By: Debbie Vorp, Chief of Staff
This is a look into why I chose to work for a startup again, even after my previous experience went south and took my money along for the ride. “I’m never doing that again” and “Once the paychecks stop, I’m walking away”… statements I made back in 2004 when the startup company I worked for shut down. Fast forward to 2016 and my “never” and “walking away” vanished into thin air.
Let’s go back to the early 2000’s so my story makes more sense. I was working for a company that provided an online learning and testing experience for professionals in the insurance and financial services industries. At the time, that was a relatively new concept. I had been placed with the company by an employment agency to do temporary data entry. A couple of weeks turned into a full-time job offer and naturally I said yes. The office was beautiful, and the people were so friendly and encouraging to a young person such as myself just starting out in the workforce. Although the company was small, under 15 employees, we were doing well and had attracted the attention of a competitor in California. As a young, entry level person in the company, I thought that was great. Little did I know that they were planning to buy-out my company. Again, good news, right? Not so fast, we were all out of a job. Not a bad thing for the two co-founders of my company as they made a handsome profit from the sale.
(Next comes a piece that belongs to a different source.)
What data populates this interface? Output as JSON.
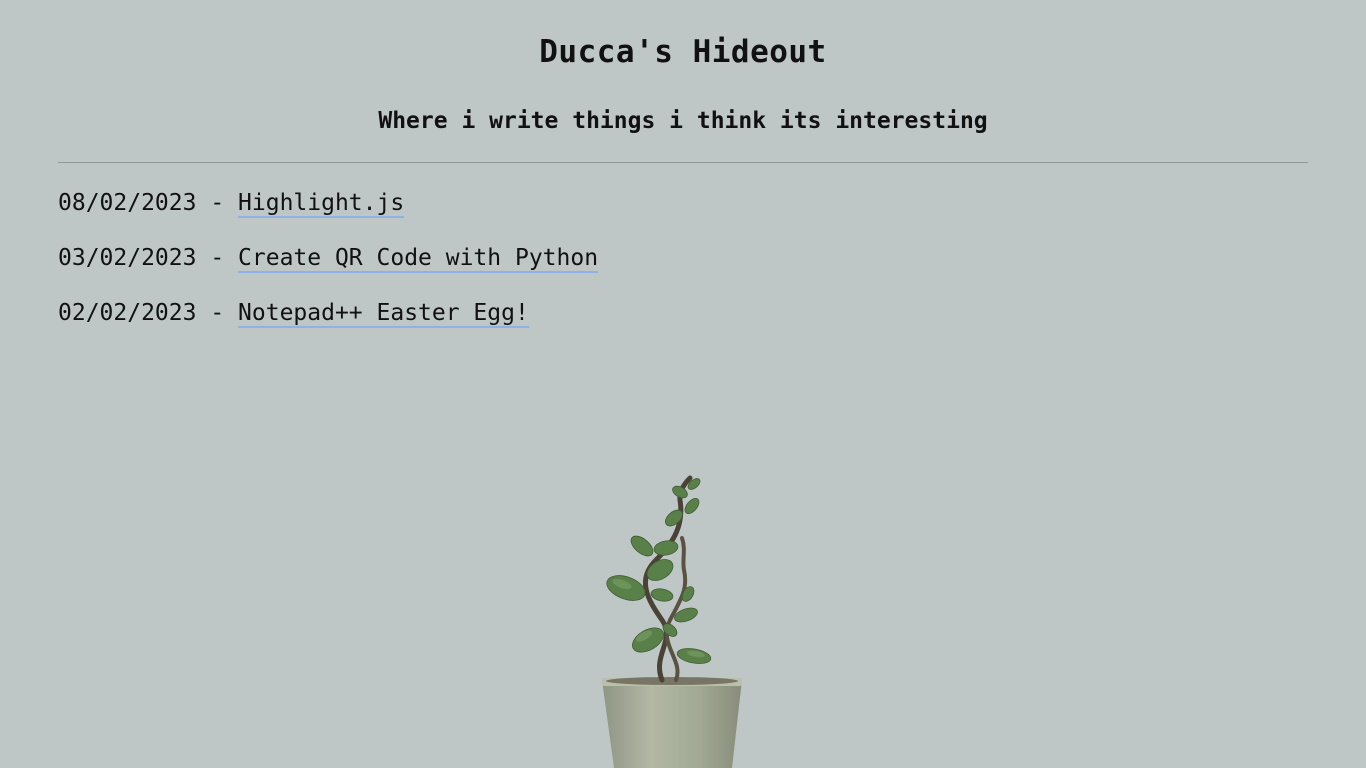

It’s now around 2002 and I’m unemployed again, but not for long. My former boss had decided to buy his stepfather’s pro-am video production company and take it forward with the “.com boom”. He asked me and another colleague to work with him. Sounds wonderful, we got along and enjoyed working together and most importantly, I was once again employed. Our first office was so small two people couldn’t push back their chairs at the same time, or we’d hit one another. Then we moved to a bigger office and hired additional staff and quickly became a real company with a website and professional marketing materials. We are really on our way, I thought. Unfortunately, our focus customers did not respond well; and the company spent much more than it was bringing in. We were in financial trouble, so I began working without pay. Then came the day we were going to be evicted from our office, so I borrowed $10,000 to pay the rent to save us. And it went on and on. After two years of working without pay, no health insurance and ultimately borrowing over $100,000 to pay the company bills, I finally walked away.
Devastation, depression, guilt and a sense of failure stopped me in my tracks. Now what? It took a while to put myself back together but with no other prospects, it was back to the temp agency. After a series of short-term temp assignments, I landed a position that would last for a few months. I worked for just two days and got strep throat so the agency had to give my position to another candidate. “This just isn’t my year”, I thought, or was it?
Fortunately, a light at the end of the tunnel wasn’t too far off. In the summer of 2005, I began working for a venture capital company. The team included a wonderful group of people and I met the two women who would one day become co-founders of Astarte Medical, Tracy Warren and Tammi Jantzen.
During our years together at the VC firm we had built quite a unique relationship and when that firm ended, Tracy and Tammi decided to continue working together. I must have done something right as they asked me to come along for their next adventure. Naturally, I jumped at the chance.
But wait, that meant working for a startup. I said I was “never” going to do that again. But something in my heart told me I should. Suddenly, I’m working for this company called Astarte Medical. Once again, I end up in a tiny office where my colleagues are very close to me; and working for a small company that doesn’t have a track record, doesn’t have any income, doesn’t have customers. What was I thinking?
Perhaps I saw the substantial difference that Astarte Medical could make if the company had enough time to gain it’s footing and excel in finding ways to help preterm infants.
There’s only one problem, all of that takes money. I must have seen something incredible in the potential of Astarte Medical. I invested a large portion of my retirement account in the company on the ground level as did Tracy and Tammi. As with any startup, you can only survive for so long on your own investment. You need to go out and fundraise. Which can be a lengthy process. Although we received positive feedback and folks invested, it wasn’t enough money, fast enough. We decided to suspend our paychecks in order to extend the runway of the company. Um, excuse me, didn’t I say “once the paychecks stop…”?
Clearly, I believed in this company and its co-founders. Since then, Astarte Medical has closed millions of dollars in funding, including an additional investment by me!
The last few years have taught me a few things, okay, a lot of things. But one of the most important is to never say never, again. All situations are not the same and sometimes you just have to take the chance and listen to your heart. I’m having the time of my life and one of the best experiences of my working career.
I’m grateful for all of the stumbles I had along my early career path which brought me to Tracy, Tammi and Astarte Medical.
And I’m eternally grateful to the little voice that told me to take a chance on working for another startup and to “hang in there” when times were tough. That little voice led me to a company that will help the littlest voices of all in a big way.